CoreOS today launched an update to its Kubernetes-based Tectonic container management service that makes it easy for its users to enable automatic updates of both Kubernetes itself and the containers it manages.
Until now, it was surprisingly hard to keep a Kubernetes cluster updated without downtime. With this new service, which CoreOS calls “self-driving infrastructure,” users can choose to have Tectonic manage these updates for them without having to take their applications down. CoreOS previously enabled a similar functionality for its operating system (which it now calls Container Linux in a nod to how people are actually using it) and it’s now bringing the same features to Tectonic and the applications that run on top of it.

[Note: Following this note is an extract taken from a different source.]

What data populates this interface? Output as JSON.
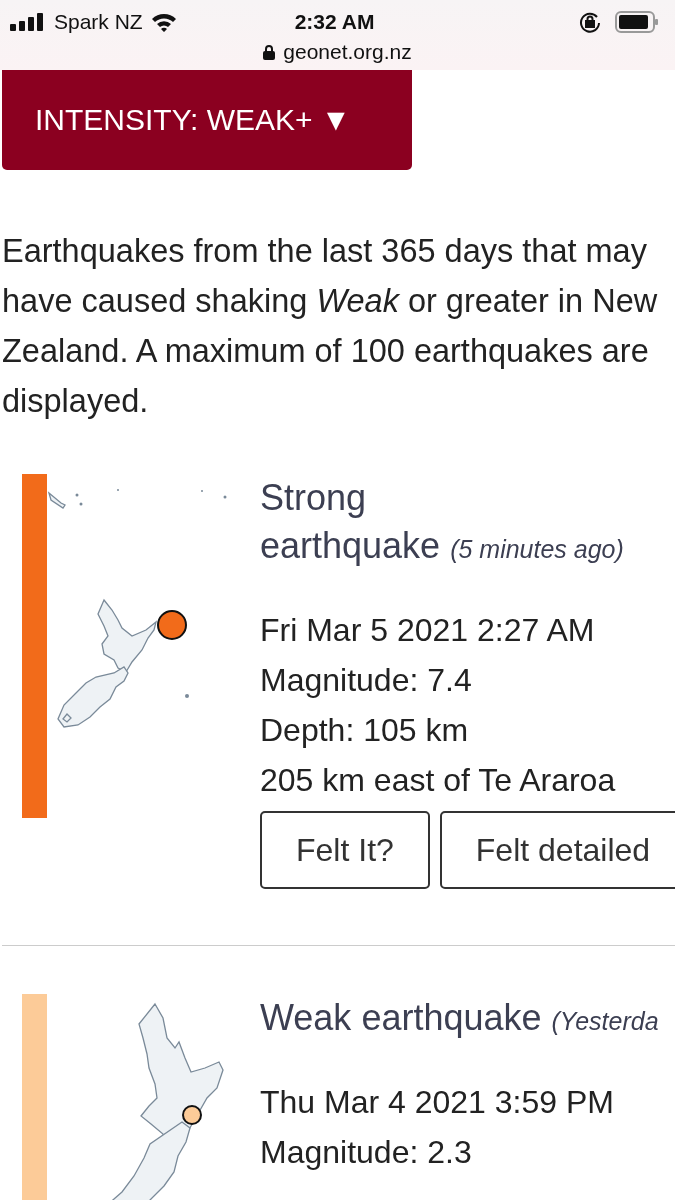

“Businesses need to keep up with the advanced rate of innovation in the open source community and automatically updating software delivers the most current features and the most secure version of the software,” the company writes in today’s announcement. “Self-driving infrastructure solves these issues by making it possible to roll updates forward and back with the push of a button.”

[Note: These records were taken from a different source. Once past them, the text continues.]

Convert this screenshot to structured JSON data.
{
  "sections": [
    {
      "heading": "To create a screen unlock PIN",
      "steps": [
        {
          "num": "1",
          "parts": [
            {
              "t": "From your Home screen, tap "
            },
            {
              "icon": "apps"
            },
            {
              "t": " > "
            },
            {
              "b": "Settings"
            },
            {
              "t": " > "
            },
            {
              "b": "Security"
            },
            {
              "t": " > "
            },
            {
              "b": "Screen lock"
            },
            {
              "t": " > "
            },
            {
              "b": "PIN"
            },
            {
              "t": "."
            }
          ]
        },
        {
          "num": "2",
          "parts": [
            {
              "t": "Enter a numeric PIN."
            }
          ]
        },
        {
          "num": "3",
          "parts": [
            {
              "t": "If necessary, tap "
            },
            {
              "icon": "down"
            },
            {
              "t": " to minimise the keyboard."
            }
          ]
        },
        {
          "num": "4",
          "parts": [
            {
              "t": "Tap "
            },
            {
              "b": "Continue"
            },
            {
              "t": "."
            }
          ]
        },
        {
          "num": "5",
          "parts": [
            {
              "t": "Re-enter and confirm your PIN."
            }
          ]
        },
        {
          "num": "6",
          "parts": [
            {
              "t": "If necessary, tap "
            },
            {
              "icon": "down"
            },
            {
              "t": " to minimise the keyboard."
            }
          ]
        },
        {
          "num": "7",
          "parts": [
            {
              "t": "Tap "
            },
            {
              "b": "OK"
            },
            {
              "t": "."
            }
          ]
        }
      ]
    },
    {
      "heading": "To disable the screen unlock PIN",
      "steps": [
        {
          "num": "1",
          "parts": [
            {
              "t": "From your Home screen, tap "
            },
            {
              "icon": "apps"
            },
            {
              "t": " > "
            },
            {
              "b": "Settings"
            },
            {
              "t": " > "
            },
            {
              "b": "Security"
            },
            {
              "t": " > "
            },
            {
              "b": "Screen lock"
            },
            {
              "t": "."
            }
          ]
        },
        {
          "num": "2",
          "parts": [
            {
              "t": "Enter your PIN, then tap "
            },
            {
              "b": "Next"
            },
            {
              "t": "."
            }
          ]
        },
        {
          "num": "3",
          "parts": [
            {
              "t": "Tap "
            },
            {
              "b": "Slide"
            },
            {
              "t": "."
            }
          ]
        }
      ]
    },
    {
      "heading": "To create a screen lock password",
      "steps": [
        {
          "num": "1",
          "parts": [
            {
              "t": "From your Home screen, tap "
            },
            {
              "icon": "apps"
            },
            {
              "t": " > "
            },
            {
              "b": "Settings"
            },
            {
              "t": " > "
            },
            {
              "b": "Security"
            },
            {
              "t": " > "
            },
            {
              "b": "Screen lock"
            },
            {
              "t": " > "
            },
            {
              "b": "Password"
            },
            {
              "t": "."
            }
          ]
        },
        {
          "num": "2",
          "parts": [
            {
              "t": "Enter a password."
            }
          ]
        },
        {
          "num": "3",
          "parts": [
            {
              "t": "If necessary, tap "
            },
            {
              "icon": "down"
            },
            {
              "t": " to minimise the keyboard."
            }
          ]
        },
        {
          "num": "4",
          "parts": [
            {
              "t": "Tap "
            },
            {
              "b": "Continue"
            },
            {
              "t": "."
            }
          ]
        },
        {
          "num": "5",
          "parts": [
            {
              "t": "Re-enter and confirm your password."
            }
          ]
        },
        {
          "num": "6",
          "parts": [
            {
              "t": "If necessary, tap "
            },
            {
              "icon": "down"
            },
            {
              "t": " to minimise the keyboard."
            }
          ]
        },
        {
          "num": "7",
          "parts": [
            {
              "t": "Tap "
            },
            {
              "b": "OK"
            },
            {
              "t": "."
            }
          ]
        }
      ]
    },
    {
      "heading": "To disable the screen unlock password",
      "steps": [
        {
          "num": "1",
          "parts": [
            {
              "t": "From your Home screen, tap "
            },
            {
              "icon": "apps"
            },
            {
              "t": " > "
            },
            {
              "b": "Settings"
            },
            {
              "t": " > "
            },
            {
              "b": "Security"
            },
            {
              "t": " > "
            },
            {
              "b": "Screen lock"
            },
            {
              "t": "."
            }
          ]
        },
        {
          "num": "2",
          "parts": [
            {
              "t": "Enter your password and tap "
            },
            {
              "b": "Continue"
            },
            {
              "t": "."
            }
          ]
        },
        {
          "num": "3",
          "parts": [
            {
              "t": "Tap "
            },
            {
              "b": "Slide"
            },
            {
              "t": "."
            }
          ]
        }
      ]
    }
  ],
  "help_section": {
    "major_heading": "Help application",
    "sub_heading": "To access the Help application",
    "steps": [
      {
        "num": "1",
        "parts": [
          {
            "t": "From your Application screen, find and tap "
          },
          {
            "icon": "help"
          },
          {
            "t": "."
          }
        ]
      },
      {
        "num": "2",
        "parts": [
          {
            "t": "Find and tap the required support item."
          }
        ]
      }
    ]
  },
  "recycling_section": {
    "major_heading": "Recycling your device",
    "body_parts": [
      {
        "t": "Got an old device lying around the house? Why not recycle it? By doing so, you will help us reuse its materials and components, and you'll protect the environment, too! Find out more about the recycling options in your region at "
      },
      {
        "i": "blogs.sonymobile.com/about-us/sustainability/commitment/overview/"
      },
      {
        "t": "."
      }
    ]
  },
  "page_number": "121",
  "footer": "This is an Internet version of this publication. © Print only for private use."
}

In addition to this update, the company also today announced that Tectonic is now free for users who manage fewer than 10 nodes (after that, it’s priced per node). That will likely get more developers to give the service a try — and the company is surely betting that they will then introduce it to the companies they work for.